"I was just wondering if you were kissing me, or Saralynne," Rosarion replies. Honesty is dangerous, yet not quite as dangerous as lying. Ellisander doesn't like deceptions, unless they're his, or done on his command.
Ellisander is cold, yes -and that's probably why Rosarion expected him to be cold in bed too, not warm, like a blanket or a hearth-fire. In his own way though, Ellisander has this high sense of honor and righteousness that enables him to walk with his head held high.
The quest for power might have degraded a lesser man, but not Ellisander. Rosarion doesn't know if that's admirable, or merely an indication of how dangerous Ellisander is and will be. There are parts of his character that he doesn't show to Rosarion.
Naturally, there are also things that Rosarion keeps hidden. At least he attempts to, futilely probably. Ellisander never speaks of his supposed secrets though, not out of any respect or kindness, Rosarion suspects, yet rather because Ellisander understands the need to not reveal one's self completely.
Ellisander is good at finding out what people need, and then giving it to them, again and again, until he's got them hooked, without them even realizing that they've been reduced from players to playing pieces. Rosarion has no illusions that he himself too, means little more to Ellisander than that.
And, perhaps, a living memento. A shard of a broken dream.
Unanswered questions, Rosarion can live with. Doubts, on the other hand, he cannot. Not without losing his usefulness to Ellisander. Uncertainties can limit his Sight, hinder him in interpreting his visions. He can't afford them; he needs certainty.
Which, of course, is why Ellisander answers him. Ellisander always supplies people with what they need after all, so that he may hold them in the palm of his hand and make the best possible use of them. Even if Rosarion already belongs to him in all ways that are of any significance, Ellisander will still do anything to optimize his ability to be useful.

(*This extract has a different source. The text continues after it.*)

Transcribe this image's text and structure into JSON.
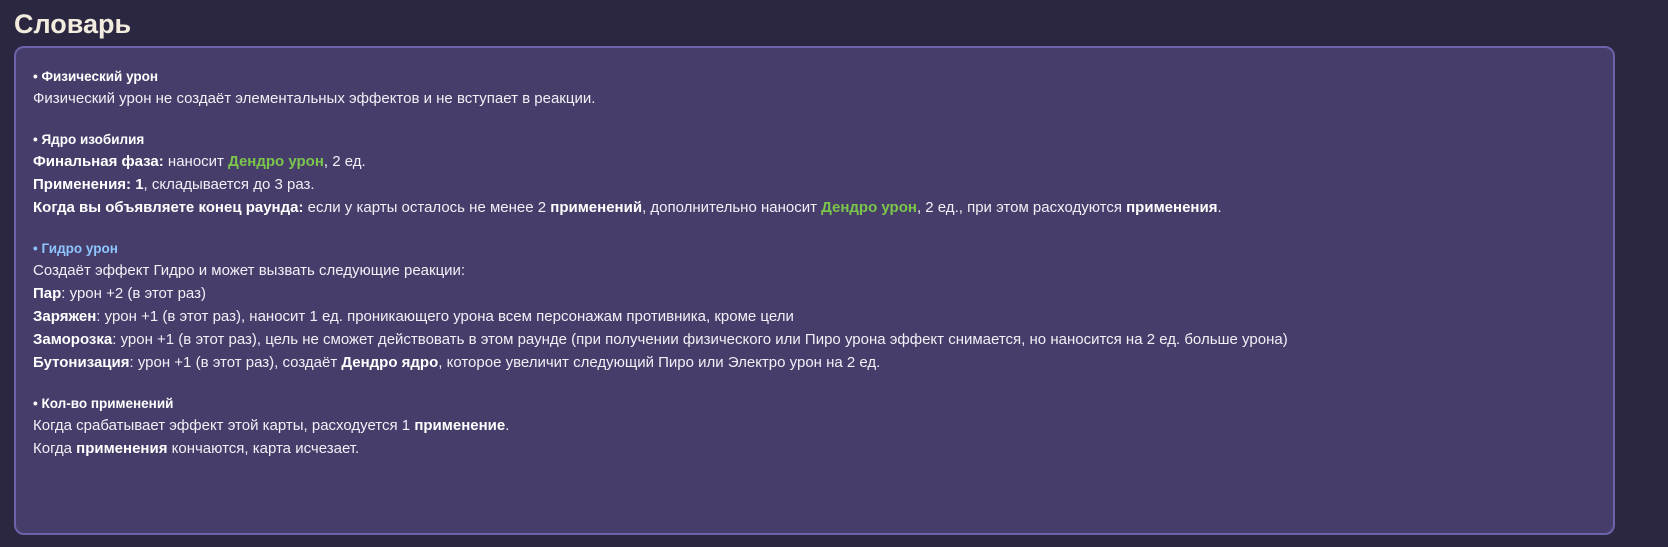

"There are no other persons here than you and me," Ellisander says, and it's the truth. There are two bodies in the bed, two men who are holding each other in a light embrace, two living persons whose lips meet in another kiss.
Ellisander keeps his eyes closed, closes them the moment Rosarion's face nears his, and his hands reach to stroke long hair that isn't there, before they come to rest on Rosarion's shoulders, as naturally as he's meant them to end up there all along.
Thus, Rosarion receives his answer. He's surprised at how little he feels; he's neither hurt nor insulted nor ... anything else. There's only this knowledge in his mind, where there was none before.
Ellisander is a good liar, Rosarion thinks.
And then Ellisander proves what else he's good at, and the certainty that Rosarion possessed slips away, as he gives himself up, going down in flames.